When you live with a chronic illness, it is easy to feel alone. You can get mired in the daily struggle of caring for your loved one, or yourself, and it can quickly become overwhelming. There are days, and even weeks, when life with your illness is manageable, and other times that you cannot begin to think about what the next hour will look like, much less tomorrow. Many times, individuals do not have anyone to turn to who understands their situation. Fortunately, the bleeding disorder community is a community filled with people who are open and willing to listen and share with each other. This is not always commonplace for other chronic illness groups.
Over the years, I have learned a great deal from my sons’ healthcare providers. The doctors, nurses, social workers, and physical therapists who have educated me, from not knowing how to spell hemophilia to understanding how factor products work, the intricacies of inhibitor care, pain management, and a host of other facets of living with hemophilia. But perhaps the most important things I have learned over the years have come directly from the families and individuals living with a bleeding disorder.

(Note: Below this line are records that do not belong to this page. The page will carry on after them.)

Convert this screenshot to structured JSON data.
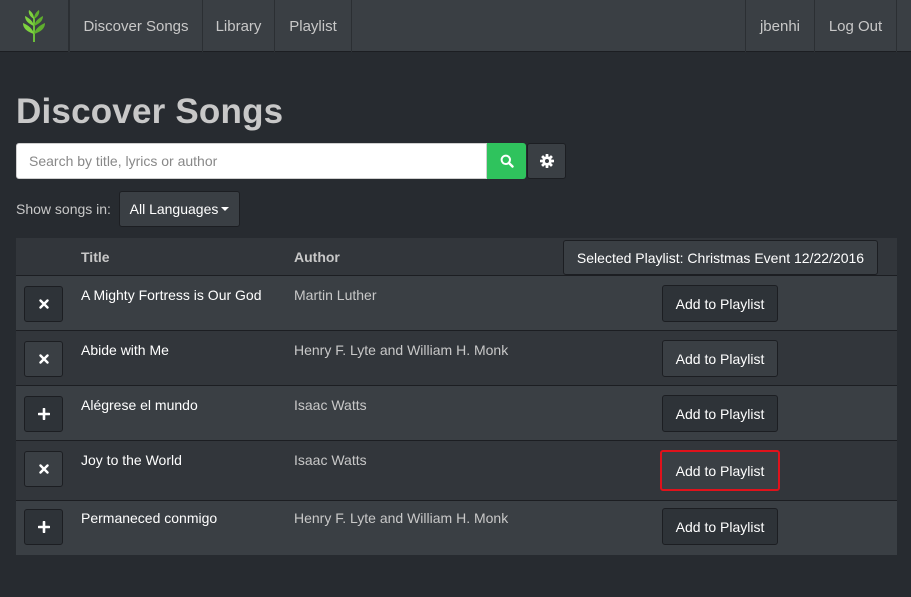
{
  "nav": {
    "brand_icon": "leaf-icon",
    "items": [
      {
        "label": "Discover Songs"
      },
      {
        "label": "Library"
      },
      {
        "label": "Playlist"
      }
    ],
    "user": "jbenhi",
    "logout": "Log Out"
  },
  "page": {
    "title": "Discover Songs"
  },
  "search": {
    "placeholder": "Search by title, lyrics or author",
    "value": "",
    "search_icon": "search-icon",
    "settings_icon": "gear-icon"
  },
  "filter": {
    "label": "Show songs in:",
    "language": "All Languages"
  },
  "table": {
    "headers": {
      "title": "Title",
      "author": "Author"
    },
    "selected_playlist": "Selected Playlist: Christmas Event 12/22/2016",
    "rows": [
      {
        "title": "A Mighty Fortress is Our God",
        "author": "Martin Luther",
        "toggle": "remove",
        "action": "Add to Playlist"
      },
      {
        "title": "Abide with Me",
        "author": "Henry F. Lyte and William H. Monk",
        "toggle": "remove",
        "action": "Add to Playlist"
      },
      {
        "title": "Alégrese el mundo",
        "author": "Isaac Watts",
        "toggle": "add",
        "action": "Add to Playlist"
      },
      {
        "title": "Joy to the World",
        "author": "Isaac Watts",
        "toggle": "remove",
        "action": "Add to Playlist"
      },
      {
        "title": "Permaneced conmigo",
        "author": "Henry F. Lyte and William H. Monk",
        "toggle": "add",
        "action": "Add to Playlist"
      }
    ]
  },
  "colors": {
    "background": "#272b30",
    "navbar": "#3a3f44",
    "search_button": "#2fc35d",
    "highlight": "#e0121b",
    "brand": "#5cb85c"
  }
}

When I have attended national and local meetings for people with bleeding disorders, there are usually rap sessions that allow people to share stories and ask questions of each other. These are the places where some of the most honest, open, and painful experiences are shared with each other. It is a time that often gives a newly diagnosed family a place to breathe and to realize in their story that they are not alone. That is one of the biggest gifts I have received in these sessions. Still, after more than 20 years of raising sons with hemophilia, I feel a sense of reassurance when I am among these amazing families.
The other thing that happens in these sessions is that you hear stories and often find yourself thinking, “I sure don’t have it as bad as they do.” That’s when we can get into trouble. Whenever someone comes up to me and says, “But my situation is not nearly as bad as yours,” I say, “Stop right there! Do not minimize your story.” The truth is there is always someone who is in a worse situation than your own. But the reality is that you are living with a bleeding disorder in your home and your situation is happening to you, so it is important!
Each of us has a unique journey when living with a bleeding disorder. Our experiences and stories have a prominent place in our community. When we share our struggles and triumphs, we are offering hope, giving a new perspective, and encouraging others who may feel as if they will never be in a good place with their bleeding disorders. It’s not about who has the worst situation, or who is in the best place, it’s about how we manage to make the bleeding disorder part of our what we do every day and live empowered lives.
Note: Hemophilia News Today is strictly a news and information website about the disease. It does not provide medical advice, diagnosis or treatment. This content is not intended to be a substitute for professional medical advice, diagnosis, or treatment. Always seek the advice of your physician or another qualified health provider with any questions you may have regarding a medical condition. Never disregard professional medical advice or delay in seeking it because of something you have read on this website. The opinions expressed in this column are not those of Hemophilia News Today or its parent company, BioNews Services, and are intended to spark discussion about issues pertaining to hemophilia.